The documentation was of a quality which computer professionals have grown to expect – that is, most of the information was there if one was prepared to persevere. We estimated that about five passes through the manuals would be necessary to resolve all unknown references! They were good in places, obscure in others and occasionally out of date elsewhere. As with much technical documentation, a fairly creative approach should be adopted to its interpretation, although a first-time user would have a bit of trouble dealing with some of the terms which were introduced without much explanation (eg, recursion).

The manuals covered the following major topics : OS-9, Basic09, Pascal, CIS Cobol, the interactive assembler and debugger, the text editor, Stylographic and system programming.

Basic Benchmarks


All timings in seconds. For an explanation and listing of the Benchmark programs, see page 6.

Pascal Benchmarks


These figures were obtained with the interpreter PascalN. We would have liked to have obtained figures for the native-code (PascalT) version but ran out of time.

Multi-user Benchmarks

We had a certain amount of trouble with the multi-user Benchmarks owing to the restriction of four concurrent processes per memory management unit. Regular PCW readers will remember these tests, introduced in February 1981. They include a processor test (actually Basic BM7 above) and two disk access tests which write and read 100 128-byte records to and from the disk, in the first case opening and closing the file after each read/write; in the second using only a single open and close for all writes and reads. These are designed to look at filing system overheads and record locking schemes. Finally the I/O test lists the printable ASCII subset 100 times. The disk tests utilised the Winchester disk.

In the event, it was not possible to observe any degradation in performance although equally we were disappointed not to be able to run more than two tasks simultaneously on the review system (with an additional terminal attached). The timings appear below:

 1 User2 Users
Disk (single R/W)67.7134.4
Disk (100 R/W) 8.4-

Attempts to get more processes running resulted in a memory full error which is a pity since we wouldn't have minded waiting if the tasks could have been queued.


The Positron 9000 is a flexible, well-built multi-user system that runs a Unix-influenced operating system, OS-9. It has an unconventional but powerful Basic compiler, a Pascal compiler and CIS Cobol.
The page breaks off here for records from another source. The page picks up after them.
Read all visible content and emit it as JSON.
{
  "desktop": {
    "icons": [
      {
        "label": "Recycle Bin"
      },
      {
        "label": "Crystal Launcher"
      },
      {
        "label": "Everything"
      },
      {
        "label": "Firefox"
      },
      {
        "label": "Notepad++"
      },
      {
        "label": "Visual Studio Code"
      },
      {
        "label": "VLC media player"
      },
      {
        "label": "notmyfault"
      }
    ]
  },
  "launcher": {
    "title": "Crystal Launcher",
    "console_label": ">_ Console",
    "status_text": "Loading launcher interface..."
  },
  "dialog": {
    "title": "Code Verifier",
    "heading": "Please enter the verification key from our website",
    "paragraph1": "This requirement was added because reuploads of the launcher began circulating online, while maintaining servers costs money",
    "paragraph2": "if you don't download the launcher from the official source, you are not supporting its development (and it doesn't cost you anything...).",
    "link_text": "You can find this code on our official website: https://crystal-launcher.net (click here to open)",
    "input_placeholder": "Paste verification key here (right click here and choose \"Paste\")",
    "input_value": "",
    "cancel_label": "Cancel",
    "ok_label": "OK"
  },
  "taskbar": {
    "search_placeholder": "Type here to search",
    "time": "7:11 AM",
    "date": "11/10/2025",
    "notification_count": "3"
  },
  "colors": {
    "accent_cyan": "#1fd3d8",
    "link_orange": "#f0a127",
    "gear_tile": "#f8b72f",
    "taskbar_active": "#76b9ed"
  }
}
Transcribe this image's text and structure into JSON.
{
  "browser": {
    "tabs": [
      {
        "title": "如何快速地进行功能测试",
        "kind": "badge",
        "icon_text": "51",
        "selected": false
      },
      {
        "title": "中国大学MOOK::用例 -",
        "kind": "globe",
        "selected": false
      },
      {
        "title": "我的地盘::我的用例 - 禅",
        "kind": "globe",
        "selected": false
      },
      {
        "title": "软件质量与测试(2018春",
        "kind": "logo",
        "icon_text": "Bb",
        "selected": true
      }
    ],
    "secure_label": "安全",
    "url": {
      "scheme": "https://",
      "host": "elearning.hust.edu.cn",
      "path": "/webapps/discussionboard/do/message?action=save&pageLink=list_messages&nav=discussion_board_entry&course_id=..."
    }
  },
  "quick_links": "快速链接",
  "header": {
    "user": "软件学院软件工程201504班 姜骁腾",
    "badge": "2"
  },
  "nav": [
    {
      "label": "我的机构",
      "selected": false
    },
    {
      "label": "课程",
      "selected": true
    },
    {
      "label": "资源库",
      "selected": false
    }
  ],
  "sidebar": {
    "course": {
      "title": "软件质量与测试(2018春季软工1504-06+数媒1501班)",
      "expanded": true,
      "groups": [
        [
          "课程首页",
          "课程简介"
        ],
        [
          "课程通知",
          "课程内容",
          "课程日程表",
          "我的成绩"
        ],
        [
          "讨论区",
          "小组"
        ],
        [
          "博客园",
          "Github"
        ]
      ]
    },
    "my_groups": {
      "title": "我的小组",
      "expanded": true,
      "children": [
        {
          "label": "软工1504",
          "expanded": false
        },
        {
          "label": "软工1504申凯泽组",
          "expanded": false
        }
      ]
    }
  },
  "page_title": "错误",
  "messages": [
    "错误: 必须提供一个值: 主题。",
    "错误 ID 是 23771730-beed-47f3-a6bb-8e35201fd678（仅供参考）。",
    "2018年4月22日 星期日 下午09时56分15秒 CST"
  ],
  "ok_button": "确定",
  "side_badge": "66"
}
There is a word-processing package and the promise of a record management system, a suite of accounting software and a C compiler. It can take up to 512 kbytes of RAM and 256 kbytes of ROM, has up to 8 RS232 ports, an IEEE-488 bus, floppy and hard disks, and a network.

However, we believe it is based on a faulty design philosophy: in the days of cheap processors, a lot of hardware and software has been made dependent on a single, slow 8-bit processor. The basic system is more expensive than its competitors because it has so much built-in potential for expansion, yet for many applications requiring the extra resources the processor is likely to run out of power. Nevertheless, applications which may not be processor bound and which can exploit the low-cost multitasking software, perhaps in the field of process and industrial control, could find the Positron has few real competitors.

Technical data

CPU:MC6809 (1 MHz)
Video:40×24 Viewdata colour, 240×240 pixels
RAM:64k – 512k
ROM:36k – 256k
Comms:Cassette (300, 1200 baud), IEEE-488, 4–12 RS232
Keyboard:61-key Viewdata, graphics and numeric pads
Bus:Positron's own
Disks:2–4 5¼in 380k floppies
1–4 five-Mbyte Winchesters


Positron 9000 Basic system with 64k RAM, 40 × RS232 and IEEE-488 £1095
9000/40 The review system with Viewdata keyboard £1536
14in Viewdata colour monitor £320
9151 Dual 5¼in, 380k floppy drives £950
9250 5 Mbyte Winchester £2750